In addition, you need to evaluate what will best protect your capital in the long term. Buying when prices are going down gives you the prospect of a future value increase, provided that you choose a high-quality property, which can be hard to find in this short-stocked market, and that you’re able to hold out and resell it in better times.
Renovating can prove an equally sound investment, but much hinges on the location, quality and size of your original home. ‘If your property is well sited but perhaps lacks enough room for you, then, subject to obtaining the appropriate consents, it would be better to improve rather than move,’ says Kevin Allen of John D. Wood. However, urges Mr Coles, you also need to make sure ‘the renovation matches the location: a basement extension with cinema in outer London is unlikely to add enough value to cover the cost of the expense, whereas in Sandbanks, or on the Wentworth estate, knocking down and rebuilding is extremely common. Ultimately, every area has a price ceiling’.

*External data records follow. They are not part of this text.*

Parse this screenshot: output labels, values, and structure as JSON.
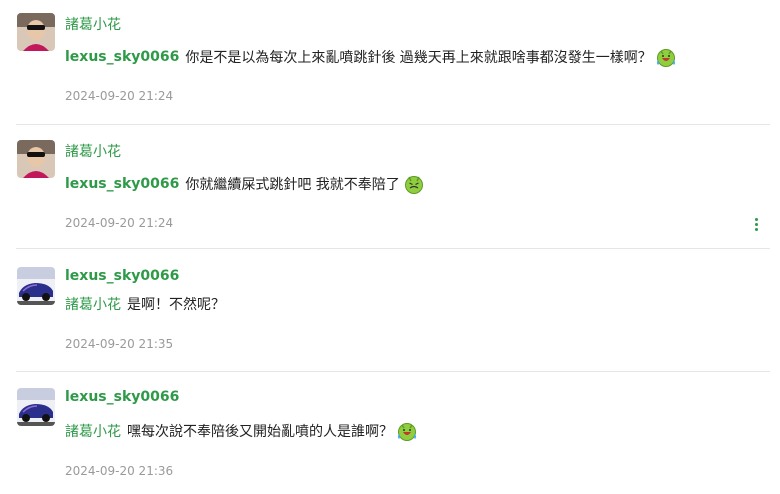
{
  "comments": [
    {
      "author": "諸葛小花",
      "mention": "lexus_sky0066",
      "text": "你是不是以為每次上來亂噴跳針後 過幾天再上來就跟啥事都沒發生一樣啊？",
      "emoji": "sweat-laugh-emoji",
      "time": "2024-09-20 21:24"
    },
    {
      "author": "諸葛小花",
      "mention": "lexus_sky0066",
      "text": "你就繼續屎式跳針吧 我就不奉陪了",
      "emoji": "disgusted-emoji",
      "time": "2024-09-20 21:24"
    },
    {
      "author": "lexus_sky0066",
      "mention": "諸葛小花",
      "text": "是啊！不然呢？",
      "time": "2024-09-20 21:35"
    },
    {
      "author": "lexus_sky0066",
      "mention": "諸葛小花",
      "text": "嘿每次說不奉陪後又開始亂噴的人是誰啊？",
      "emoji": "sweat-laugh-emoji",
      "time": "2024-09-20 21:36"
    }
  ]
}
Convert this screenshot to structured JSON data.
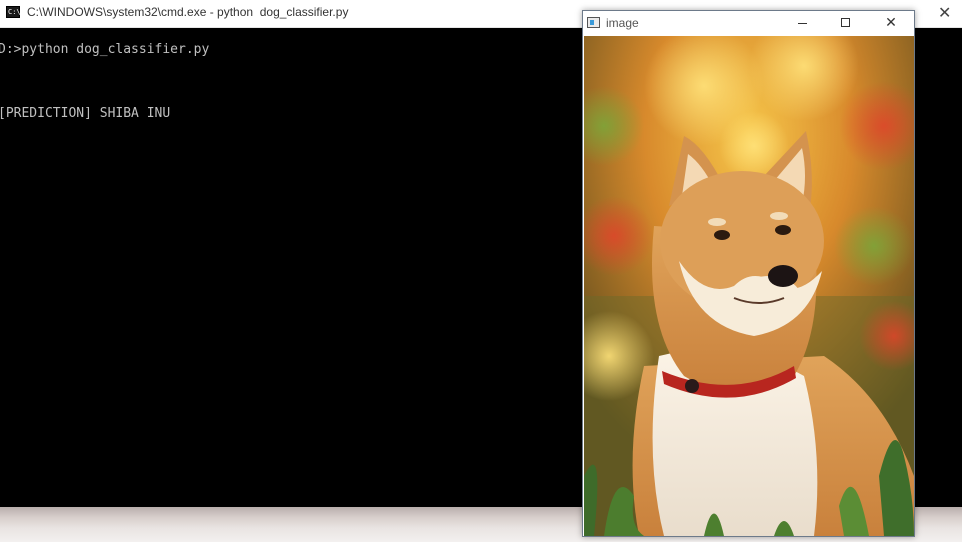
{
  "cmd": {
    "title": "C:\\WINDOWS\\system32\\cmd.exe - python  dog_classifier.py",
    "icon_text": "C:\\",
    "lines": [
      "D:>python dog_classifier.py",
      "",
      "",
      "[PREDICTION] SHIBA INU"
    ]
  },
  "image_window": {
    "title": "image",
    "minimize_icon": "minimize-icon",
    "maximize_icon": "maximize-icon",
    "close_icon": "close-icon",
    "photo": "shiba-inu-dog-photo"
  },
  "colors": {
    "terminal_bg": "#000000",
    "terminal_text": "#c0c0c0",
    "dog_fur": "#d99a52",
    "collar": "#b8261f"
  }
}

Remember that, in any location, an improvement only adds value if it respects the balance of the house. ‘Homeowners need to question whether the extension will have any effect on the overall aesthetics of the property and how it will impact on the layout and the flow,’ says James Grillo of Chesterton Humberts. Similarly, adds Mr Sugden, consider the size of your plot. ‘An eight-bedroom house would be considered too large for a quarter-acre garden.’ For these reasons, agents recommend getting professional advice on the end value your property is likely to have when the work is done. As a rule, explains Mr Grillo, ‘an extension would need to add at least 10% of the existing capital value and building costs. So for a £1 million home, the estimated valuation after the build needs to be £1.25 million if you’re considering spending £100,000 on the project.’
And because there’s more to life than money, question carefully what you don’t like about the current property. ‘An extra room over the garage doesn’t change someone’s life too considerably,’ says James Mackenzie of Strutt & Parker. ‘My advice would always be: are you happy? Is it just lack of space, or are there larger factors involved?’